The amount of renewable energy accounted for by corporate power purchase agreements (PPAs) has tripled since 2017, with tech firms like Google making big commitments
Technology powerhouses dominated a record year for renewable energy utility contracts bought by corporate institutions in 2019, in which green power purchase agreements (PPAs) rose by 40% on the previous year.
Google alone accounted for 2.7 gigawatts (GW) of clean power procurement throughout the year – making it by far the biggest corporate investor in renewable energy sources.
The likes of Facebook, Amazon and Microsoft were the next largest buyers globally, reflecting the steady climb of corporate sustainability commitments up boardroom agendas.
Power-hungry data centres and campuses operated by these titans of Silicon Valley account for a significant proportion of global energy use, and a commitment to using renewable electricity sources represents an easy win to satisfy environmentally-focused investors and customers.
Renewable energy power purchase agreements have tripled since 2017

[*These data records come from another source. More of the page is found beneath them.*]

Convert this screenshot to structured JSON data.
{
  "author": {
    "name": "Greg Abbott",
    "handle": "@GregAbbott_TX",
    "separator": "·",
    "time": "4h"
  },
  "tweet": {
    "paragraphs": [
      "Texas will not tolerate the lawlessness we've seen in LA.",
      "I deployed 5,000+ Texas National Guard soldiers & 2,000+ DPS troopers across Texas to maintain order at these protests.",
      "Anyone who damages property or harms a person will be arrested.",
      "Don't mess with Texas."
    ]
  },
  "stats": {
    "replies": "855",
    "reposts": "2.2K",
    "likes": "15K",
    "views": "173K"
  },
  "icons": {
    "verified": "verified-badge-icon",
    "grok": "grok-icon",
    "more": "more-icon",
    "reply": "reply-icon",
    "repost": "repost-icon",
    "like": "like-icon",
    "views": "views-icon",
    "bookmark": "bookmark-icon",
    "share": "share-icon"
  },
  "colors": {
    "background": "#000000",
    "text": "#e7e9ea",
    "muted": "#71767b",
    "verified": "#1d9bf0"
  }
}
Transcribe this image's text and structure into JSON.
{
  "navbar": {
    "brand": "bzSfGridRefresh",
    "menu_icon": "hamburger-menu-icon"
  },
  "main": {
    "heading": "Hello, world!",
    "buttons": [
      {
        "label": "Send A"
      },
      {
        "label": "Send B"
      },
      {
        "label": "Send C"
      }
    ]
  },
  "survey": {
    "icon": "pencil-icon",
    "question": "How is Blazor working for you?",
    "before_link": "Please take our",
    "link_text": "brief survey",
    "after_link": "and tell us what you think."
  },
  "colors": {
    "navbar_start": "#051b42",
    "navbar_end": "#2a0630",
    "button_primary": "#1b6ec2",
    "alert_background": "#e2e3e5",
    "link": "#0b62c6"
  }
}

Data compiled by BloombergNEF (BNEF) shows more than 100 corporations across 23 countries made clean energy purchase agreements in 2019 to the tune of 19.5GW – up from 13.6GW in 2018 and more than triple 2017 levels.
That is equivalent to more than 10% of all renewable power capacity installed globally last year, with associated projects likely to carry a price tag of $20bn to $30bn.
BNEF lead sustainability analyst Jonas Rooze said: “Corporations have purchased more than 50GW of clean energy since 2008 – that is bigger than the power generation fleets of markets like Vietnam and Poland.
“These buyers are reshaping power markets and the business models of energy companies around the world.”
Last year, Google signed the largest renewable energy deal in corporate history, revealing contracts to purchase 1.9GW of power from wind and solar projects in six different countries.
And earlier this month, Microsoft announced its own target to purchase exclusively renewable energy by 2025 as part of a wider commitment to becoming a “carbon-negative” business by 2030.
US accounts for majority of corporate clean energy contracts
The US was the top region for corporate PPAs for renewable energy – accounting for 13.6GW of the 2019 total and notably more than the entire value of contracts signed globally in 2018.
In the EMEA region, 2.6GW worth of renewable energy PPAs were signed last year, with countries like Spain, Poland France and Italy joining Nordic regulars Sweden, Norway, Finland and Denmark in making long-term purchase commitments for the first time.
Brazil and Chile were the leading markets in Latin America, where large populations and energy-intensive mining industries under pressure from investors are driving interest in green power purchases.
BNEF sustainability analyst Kyle Harrison said: “The clean energy portfolios of some of the largest corporate buyers rival those of the world’s biggest utilities.
“These companies are facing mounting pressure from investors to decarbonise – clean energy contracts serve as a way to diversify energy spend and reduce susceptibility to the tangible risks associated with climate change.
”Sustainability commitments will ensure that clean energy procurement from corporations continues to thrive. The ball is in the court of utilities, policymakers and investors.
“They will need to meet these buyers in the middle, especially in nascent markets for corporate procurement.”